The conference addresses the quest for certainty in early modern Europe in relation to religious processes, exploring how conflicts and uncertainty affected religious identities (and even the status of irreligion) and challenged traditional ways of learning. We consider how knowledge of all sorts was integrated into different cultural and religious traditions in unprecedented ways, forcing religious authorities to seek new means of controlling and regulating “truth.” Last but not least, we pay close attention to problems of representation, and to how the arts mediated and reflected on production of knowledge and its relation to religion.

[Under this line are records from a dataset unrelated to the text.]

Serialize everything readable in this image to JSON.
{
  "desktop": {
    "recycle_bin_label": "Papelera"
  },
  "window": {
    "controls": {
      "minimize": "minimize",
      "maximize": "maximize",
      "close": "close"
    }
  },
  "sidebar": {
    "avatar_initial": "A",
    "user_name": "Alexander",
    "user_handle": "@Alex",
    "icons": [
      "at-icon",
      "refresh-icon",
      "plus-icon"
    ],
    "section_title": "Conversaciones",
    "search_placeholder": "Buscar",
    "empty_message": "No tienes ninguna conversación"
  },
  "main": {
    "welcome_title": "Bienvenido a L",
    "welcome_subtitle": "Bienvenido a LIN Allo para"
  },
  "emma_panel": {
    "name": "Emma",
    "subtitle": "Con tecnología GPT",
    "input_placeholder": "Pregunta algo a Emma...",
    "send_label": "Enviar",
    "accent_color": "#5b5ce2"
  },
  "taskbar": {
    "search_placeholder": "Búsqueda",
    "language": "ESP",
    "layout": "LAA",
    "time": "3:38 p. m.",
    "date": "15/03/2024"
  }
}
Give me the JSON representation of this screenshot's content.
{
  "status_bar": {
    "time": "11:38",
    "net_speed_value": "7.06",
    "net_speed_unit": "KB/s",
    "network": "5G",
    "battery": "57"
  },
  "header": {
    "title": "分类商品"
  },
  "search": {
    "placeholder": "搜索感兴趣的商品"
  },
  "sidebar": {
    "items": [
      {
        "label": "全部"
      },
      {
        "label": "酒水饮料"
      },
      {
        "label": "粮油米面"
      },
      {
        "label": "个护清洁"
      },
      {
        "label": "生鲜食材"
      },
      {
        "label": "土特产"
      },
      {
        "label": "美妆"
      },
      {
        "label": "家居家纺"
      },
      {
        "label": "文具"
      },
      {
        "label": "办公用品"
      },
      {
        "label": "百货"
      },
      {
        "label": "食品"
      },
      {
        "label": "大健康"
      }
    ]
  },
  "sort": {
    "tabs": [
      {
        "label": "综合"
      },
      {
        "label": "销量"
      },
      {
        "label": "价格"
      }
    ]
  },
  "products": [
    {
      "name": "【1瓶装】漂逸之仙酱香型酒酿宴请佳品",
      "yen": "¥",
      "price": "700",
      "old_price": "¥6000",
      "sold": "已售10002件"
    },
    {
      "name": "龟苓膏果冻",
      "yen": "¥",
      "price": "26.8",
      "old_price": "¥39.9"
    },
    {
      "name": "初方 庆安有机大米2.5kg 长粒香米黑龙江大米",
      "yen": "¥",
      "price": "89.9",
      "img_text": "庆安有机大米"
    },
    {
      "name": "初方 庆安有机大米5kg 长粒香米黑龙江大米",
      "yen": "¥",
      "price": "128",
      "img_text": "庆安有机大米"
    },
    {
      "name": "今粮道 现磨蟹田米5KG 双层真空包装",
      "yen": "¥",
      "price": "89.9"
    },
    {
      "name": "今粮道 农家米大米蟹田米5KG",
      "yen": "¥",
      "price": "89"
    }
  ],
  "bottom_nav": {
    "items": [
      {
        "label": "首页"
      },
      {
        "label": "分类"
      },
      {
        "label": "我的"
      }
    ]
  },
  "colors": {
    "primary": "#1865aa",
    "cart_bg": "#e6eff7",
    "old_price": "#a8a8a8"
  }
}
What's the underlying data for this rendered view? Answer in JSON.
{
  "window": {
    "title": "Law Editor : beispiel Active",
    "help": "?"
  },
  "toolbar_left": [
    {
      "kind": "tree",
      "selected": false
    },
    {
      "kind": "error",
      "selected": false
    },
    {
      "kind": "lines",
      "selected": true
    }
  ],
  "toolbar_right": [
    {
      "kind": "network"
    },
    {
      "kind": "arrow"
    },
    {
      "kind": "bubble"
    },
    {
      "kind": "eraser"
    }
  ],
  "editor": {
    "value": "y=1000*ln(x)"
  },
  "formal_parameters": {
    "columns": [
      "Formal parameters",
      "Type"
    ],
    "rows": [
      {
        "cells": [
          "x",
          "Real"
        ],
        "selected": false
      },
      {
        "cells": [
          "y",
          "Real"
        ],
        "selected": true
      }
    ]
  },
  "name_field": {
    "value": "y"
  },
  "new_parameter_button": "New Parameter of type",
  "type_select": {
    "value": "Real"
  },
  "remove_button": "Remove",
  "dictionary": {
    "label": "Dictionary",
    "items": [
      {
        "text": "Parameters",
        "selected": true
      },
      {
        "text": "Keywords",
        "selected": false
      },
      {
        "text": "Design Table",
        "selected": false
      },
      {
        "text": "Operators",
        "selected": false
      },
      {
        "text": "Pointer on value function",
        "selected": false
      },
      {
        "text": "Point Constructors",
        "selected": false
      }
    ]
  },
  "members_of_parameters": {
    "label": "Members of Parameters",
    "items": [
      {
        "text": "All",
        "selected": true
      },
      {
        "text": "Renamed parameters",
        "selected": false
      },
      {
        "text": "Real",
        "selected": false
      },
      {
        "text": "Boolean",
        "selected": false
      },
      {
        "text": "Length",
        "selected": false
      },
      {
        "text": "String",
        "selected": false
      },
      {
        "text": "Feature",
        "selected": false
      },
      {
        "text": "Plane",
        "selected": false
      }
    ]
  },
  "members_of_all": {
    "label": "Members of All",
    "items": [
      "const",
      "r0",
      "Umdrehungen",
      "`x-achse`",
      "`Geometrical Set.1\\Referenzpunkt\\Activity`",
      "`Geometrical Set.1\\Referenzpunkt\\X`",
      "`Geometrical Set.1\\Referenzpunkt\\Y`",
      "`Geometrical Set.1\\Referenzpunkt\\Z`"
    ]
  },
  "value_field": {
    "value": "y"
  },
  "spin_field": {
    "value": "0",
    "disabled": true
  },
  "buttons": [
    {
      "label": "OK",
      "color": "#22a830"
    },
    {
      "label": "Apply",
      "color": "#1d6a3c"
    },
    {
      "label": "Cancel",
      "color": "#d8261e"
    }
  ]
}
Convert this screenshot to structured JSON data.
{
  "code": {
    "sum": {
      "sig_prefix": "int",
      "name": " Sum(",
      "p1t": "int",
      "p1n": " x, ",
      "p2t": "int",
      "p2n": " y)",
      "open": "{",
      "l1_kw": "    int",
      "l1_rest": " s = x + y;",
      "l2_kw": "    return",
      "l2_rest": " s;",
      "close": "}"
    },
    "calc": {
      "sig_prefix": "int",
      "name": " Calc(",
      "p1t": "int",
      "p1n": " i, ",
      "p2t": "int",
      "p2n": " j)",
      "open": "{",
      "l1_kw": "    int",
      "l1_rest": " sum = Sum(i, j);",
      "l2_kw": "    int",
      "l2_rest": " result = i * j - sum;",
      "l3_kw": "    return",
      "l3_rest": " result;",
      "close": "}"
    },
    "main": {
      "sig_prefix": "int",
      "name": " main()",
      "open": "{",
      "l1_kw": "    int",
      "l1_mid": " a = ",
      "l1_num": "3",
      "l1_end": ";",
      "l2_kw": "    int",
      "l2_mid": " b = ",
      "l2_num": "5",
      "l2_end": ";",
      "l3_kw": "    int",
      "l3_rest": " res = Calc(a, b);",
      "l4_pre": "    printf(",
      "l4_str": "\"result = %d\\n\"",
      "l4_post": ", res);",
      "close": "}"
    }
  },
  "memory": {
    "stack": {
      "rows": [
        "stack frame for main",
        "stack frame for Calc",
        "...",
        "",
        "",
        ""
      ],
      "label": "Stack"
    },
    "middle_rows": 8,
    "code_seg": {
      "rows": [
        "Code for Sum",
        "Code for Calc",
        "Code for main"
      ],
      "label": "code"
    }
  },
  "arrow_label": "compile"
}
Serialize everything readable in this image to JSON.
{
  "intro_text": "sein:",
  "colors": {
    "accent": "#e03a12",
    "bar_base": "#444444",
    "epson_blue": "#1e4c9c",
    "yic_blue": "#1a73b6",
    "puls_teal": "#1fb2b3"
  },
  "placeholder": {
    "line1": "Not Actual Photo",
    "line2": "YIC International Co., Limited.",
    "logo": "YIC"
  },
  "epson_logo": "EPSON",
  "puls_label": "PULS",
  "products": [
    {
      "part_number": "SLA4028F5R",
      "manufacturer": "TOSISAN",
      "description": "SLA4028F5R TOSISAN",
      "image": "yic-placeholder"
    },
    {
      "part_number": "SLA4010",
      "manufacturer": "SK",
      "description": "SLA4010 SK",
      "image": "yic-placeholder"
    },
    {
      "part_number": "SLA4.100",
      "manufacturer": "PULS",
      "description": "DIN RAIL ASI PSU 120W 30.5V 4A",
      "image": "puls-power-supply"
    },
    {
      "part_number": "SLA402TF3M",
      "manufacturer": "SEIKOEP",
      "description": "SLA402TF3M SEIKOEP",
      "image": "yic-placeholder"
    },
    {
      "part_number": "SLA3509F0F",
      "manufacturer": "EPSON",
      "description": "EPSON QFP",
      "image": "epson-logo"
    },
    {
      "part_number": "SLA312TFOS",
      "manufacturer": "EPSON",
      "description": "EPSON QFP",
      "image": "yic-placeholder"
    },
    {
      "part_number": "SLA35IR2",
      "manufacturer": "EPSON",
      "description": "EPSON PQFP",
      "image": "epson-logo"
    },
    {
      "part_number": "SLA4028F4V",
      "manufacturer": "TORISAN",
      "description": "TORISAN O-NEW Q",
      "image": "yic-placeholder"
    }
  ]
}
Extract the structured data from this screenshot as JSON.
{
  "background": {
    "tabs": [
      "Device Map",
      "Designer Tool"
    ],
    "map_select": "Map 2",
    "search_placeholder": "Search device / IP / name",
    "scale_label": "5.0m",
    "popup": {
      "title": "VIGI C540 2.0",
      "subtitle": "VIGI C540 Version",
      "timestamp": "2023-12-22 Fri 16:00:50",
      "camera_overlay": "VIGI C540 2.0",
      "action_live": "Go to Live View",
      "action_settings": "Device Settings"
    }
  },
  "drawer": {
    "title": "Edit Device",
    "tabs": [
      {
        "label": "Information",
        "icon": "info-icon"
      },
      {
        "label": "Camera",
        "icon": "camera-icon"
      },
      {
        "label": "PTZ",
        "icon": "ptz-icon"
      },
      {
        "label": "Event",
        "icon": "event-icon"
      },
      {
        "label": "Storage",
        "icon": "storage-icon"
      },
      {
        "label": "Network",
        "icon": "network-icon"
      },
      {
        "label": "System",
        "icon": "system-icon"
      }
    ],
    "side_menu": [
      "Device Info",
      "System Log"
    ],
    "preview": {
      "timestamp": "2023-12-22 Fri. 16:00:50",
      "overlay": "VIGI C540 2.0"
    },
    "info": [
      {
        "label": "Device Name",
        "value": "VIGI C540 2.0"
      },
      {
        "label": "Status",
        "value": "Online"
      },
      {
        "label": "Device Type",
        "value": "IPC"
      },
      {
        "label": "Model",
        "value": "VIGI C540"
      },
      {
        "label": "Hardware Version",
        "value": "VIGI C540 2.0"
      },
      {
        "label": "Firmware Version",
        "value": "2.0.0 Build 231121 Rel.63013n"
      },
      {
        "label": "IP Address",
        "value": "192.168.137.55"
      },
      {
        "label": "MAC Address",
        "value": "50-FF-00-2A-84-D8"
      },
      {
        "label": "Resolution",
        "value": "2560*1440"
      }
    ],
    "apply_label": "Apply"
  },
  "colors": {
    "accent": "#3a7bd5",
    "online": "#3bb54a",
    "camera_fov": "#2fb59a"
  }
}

Much like other historical processes, the quest for knowledge was shaped in its institutional, social, and cultural dimensions by specific contexts. Although there has been ample focus on the early modern religious and intellectual upheavals that shaped a burgeoning European “modernity,” central questions have gone unasked—much less answered—as the different disciplines have focused largely on their internal development and the concomitant debates and institutions. What has not been recognized is the major role that religious conflicts of the period played in intellectual debates and academic practices.
The processes of confessionalization and mass conversions that attempted—with very mixed success—to regularize religious practices and beliefs simultaneously resulted in the spread of anxiety, doubt, and indeterminacy over the very essence of contemporary religious practices and beliefs. This indeterminacy paved the way for the expansion of the boundaries of knowledge in all scholarly domains—theology, science, history—while at the same time leading to conflicts with religious authorities, who feared the consequences of unfettered research to accepted norms and dogmas. This in turn led to the complex reflections on truth and perception that we deem the literary baroque.
Given that these problems were shared by all denominations, we propose for this conference a comparative approach that expands our understanding of the nature of intellectual life in Europe during the early modern period. This conference focuses on the period from the mid-sixteenth century—when the effects of both religious conflicts and mass conversions where already being felt—to the late seventeenth century, a moment of religious normalization that also saw the consolidation of modern practices of learning. The conference focuses on the Iberian Peninsula and early modern Hispanic world, in comparison with broader European and colonial contexts.